What is the nation? What is the idea of India? And whose India is it?
These are highly relevant and pressing questions for our country today. The first in a fourteen-volume series titled Rethinking India, Vision for a Nation: Paths and Perspectives, edited by Aakash Singh Rathore and Ashish Nandy, aims to champion a plural, inclusive and prosperous India that is committed to unity and individual dignity.
Here is an insightful excerpt from ‘Secularism: Central to a Democratic Nation’, contributed by Neera Chandhoke, a former professor of Political Science at the University of Delhi:
The results of the 2019 general elections in India confirmed the lurking fear that has hovered like a dark cloud over our political horizon since 2014. India is a multireligious country, but we now see the consolidation of the Hindu vote across caste and across class. This consolidation has brought the religious right back into power with an improved majority. Election rhetoric had ridiculed political leaders who stood from minority-dominated constituencies; appealed to a narrow, religion-based nationalism; evoked fear that Pakistan threatened the body politic; and raised aloft the banner of national security over other concerns. None of the planks that garnered rich dividends had anything to do with what are often called ‘real facts’, but fiery rhetoric won over mundane issues of a declining economy and increasing unemployment. A victorious prime minister told his national constituency: ‘Secularism was a tax that used to be paid till today. Fake secularism and its leaders who were calling for the secular forces to unite have been exposed.’ Exposed, one may ask, as what? As Indians committed to the dignity of all and discrimination against none? Or as citizens who want passionately to defend the plural character of Indian society?
The prime minister is not politically naive; he surely knows that political commitments that run against ruling ideologies do not fade into the twilight with the coming into power of a new government. These commitments might not be palatable to the new ruling class, but they continue to inhabit democratic imaginations, continue to act as signposts to a road that leads to a good life for all, and continue to act as a watchdog of ruling dispensations. Criticism of the government and its policies lies at the heart of democratic society, at the heart of the political project to hold elected power elites accountable for their acts of omission and commission.
In any case, democracy is not reducible to election results. Elections are one—albeit significant and decisive—moment of democracy. Democracy establishes and maintains a conversation between the citizens and their representatives.
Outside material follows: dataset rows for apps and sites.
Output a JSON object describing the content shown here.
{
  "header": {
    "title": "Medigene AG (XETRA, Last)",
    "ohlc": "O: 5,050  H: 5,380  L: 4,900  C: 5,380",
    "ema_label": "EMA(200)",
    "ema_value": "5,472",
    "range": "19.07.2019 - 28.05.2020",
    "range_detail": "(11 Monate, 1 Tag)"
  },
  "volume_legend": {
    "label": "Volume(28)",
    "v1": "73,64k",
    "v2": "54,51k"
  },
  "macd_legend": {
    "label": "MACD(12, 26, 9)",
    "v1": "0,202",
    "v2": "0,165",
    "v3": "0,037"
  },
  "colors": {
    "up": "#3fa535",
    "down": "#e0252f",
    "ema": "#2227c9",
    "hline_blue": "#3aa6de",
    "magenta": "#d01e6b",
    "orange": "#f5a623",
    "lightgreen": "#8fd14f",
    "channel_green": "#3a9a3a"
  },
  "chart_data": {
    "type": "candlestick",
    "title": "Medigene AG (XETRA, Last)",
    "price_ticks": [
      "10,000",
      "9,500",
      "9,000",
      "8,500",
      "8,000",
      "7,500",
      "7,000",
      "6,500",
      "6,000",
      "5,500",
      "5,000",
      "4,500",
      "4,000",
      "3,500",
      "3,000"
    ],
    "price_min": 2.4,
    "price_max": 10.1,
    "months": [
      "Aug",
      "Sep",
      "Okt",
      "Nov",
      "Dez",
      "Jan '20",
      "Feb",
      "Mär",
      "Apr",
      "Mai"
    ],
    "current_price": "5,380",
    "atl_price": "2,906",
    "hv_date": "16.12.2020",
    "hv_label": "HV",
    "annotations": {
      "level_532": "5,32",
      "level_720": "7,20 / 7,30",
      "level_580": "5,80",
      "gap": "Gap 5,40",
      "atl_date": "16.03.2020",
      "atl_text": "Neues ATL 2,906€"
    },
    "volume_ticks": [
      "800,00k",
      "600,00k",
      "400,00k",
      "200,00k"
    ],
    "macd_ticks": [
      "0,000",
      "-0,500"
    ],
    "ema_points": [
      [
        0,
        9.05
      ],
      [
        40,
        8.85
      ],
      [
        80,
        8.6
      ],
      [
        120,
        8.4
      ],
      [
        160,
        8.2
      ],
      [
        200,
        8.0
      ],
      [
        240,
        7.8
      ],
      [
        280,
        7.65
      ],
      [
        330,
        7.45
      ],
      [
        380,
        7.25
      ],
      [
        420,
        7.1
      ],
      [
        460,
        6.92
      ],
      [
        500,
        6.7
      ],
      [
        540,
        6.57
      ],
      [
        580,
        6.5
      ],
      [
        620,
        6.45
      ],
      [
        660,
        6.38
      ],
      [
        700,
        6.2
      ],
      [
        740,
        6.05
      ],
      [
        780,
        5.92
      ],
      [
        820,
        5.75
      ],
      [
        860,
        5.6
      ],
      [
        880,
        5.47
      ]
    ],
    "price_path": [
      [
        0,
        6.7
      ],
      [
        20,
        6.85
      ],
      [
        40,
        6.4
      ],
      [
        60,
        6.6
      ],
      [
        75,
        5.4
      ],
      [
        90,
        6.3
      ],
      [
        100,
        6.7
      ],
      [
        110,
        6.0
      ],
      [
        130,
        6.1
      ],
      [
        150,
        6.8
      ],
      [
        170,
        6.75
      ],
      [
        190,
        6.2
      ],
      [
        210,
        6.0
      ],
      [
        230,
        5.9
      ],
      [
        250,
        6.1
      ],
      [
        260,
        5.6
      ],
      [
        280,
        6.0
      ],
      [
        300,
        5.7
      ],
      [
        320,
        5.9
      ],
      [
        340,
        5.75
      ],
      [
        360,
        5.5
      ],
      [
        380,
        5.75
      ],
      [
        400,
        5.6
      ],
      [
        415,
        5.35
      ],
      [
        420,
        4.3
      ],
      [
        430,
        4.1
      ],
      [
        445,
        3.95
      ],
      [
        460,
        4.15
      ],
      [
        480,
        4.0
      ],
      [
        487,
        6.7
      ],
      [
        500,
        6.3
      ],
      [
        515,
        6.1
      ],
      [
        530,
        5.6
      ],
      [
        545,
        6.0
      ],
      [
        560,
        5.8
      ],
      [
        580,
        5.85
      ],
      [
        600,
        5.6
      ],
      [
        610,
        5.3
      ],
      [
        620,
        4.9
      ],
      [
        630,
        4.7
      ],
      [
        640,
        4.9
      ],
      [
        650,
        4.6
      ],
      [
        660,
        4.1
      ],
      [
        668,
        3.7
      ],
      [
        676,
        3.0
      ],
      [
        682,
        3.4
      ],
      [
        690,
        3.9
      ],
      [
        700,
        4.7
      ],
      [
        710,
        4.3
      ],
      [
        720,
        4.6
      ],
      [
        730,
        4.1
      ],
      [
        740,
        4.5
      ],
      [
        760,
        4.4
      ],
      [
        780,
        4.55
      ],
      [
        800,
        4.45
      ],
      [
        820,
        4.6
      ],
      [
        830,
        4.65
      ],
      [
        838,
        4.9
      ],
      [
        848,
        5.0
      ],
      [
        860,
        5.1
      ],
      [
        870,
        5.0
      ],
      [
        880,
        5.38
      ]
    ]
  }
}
Elections decide who these representatives will be. The process of holding these representatives accountable does not cease with the results of an election. It holds good, no matter who holds power, or with what majority. For that reason, it is democracy, not just elections, of which we should speak, and it is the democratic spirit which we should, and will, uphold.
Vision for a Nation provides a positive counter-narrative to reclaim the centrality of a progressive, deeply plural and forward-looking India.